Israel’s role in the cyber-sabotage of Iran’s nuclear weapons development could hinder a leaks prosecution.
On Wednesday, the Washington Post reported that the inquiry by the US government into whether James Cartwright, a retired general in the US Marines, leaked the information about the Stuxnet virus to The New York Times was stalled, among other reasons, over fears that moving forward would expose Israeli secrets.
The computer virus, first discovered in 2010, sabotaged uranium-enriching centrifuges. It has been widely attributed to the United States and Israel, working in tandem, but neither country has acknowledged responsibility.

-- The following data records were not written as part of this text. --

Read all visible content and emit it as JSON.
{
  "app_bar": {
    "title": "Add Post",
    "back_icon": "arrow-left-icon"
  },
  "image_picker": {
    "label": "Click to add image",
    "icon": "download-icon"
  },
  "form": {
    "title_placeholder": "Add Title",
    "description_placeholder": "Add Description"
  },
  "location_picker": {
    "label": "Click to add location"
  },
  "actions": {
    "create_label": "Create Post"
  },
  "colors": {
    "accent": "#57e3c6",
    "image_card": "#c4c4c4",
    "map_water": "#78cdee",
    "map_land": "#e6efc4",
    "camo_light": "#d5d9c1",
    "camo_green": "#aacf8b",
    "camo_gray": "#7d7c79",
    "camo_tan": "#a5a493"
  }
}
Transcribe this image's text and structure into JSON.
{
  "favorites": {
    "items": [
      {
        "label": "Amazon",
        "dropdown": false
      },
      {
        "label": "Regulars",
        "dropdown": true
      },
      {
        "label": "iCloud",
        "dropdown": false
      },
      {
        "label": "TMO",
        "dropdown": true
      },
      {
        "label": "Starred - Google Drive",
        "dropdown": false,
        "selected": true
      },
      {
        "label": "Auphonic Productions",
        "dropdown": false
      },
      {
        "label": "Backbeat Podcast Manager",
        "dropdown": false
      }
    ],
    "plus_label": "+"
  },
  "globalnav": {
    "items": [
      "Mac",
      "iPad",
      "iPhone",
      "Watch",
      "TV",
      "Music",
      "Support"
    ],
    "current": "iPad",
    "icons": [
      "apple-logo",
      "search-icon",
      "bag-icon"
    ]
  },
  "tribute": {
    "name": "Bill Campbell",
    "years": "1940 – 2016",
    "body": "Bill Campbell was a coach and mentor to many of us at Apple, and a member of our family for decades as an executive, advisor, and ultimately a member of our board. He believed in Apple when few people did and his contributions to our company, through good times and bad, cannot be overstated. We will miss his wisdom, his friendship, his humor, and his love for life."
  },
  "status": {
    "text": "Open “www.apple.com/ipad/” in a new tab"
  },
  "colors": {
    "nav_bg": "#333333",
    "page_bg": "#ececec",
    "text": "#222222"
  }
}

If the US decides to move forward with the case despite Israeli concerns, it may worsen already frayed relations between the country, particularly in light of Prime Minister Benjamin Netanyahu’s controversial address to Congress earlier this month, in which he warned of a ‘bad’ agreement taking shape between the US and other Western powers and Iran regarding its nuclear program.
US officials also fear revelations in the case may complicate the negotiations.
The Justice Department did not make clear whether it plans to proceed with the case against Cartwright, who helped designed the cyber-campaign against Iran under President George H.W. Bush’s administration.
“There’s a fundamental tension in cases like this between the needs of a criminal prosecution and the needs of national security,” Jason Weinstein, a former deputy assistant attorney general in charge of the Justice Department’s Criminal Division, told the Washington Post.
“Where that comes to a head is when prosecutors want to use evidence in a courtroom that is highly classified and very sensitive.”
Under the Espionage Act, prosecutors may file charges against Cartwright within ten years from the date of the alleged crime.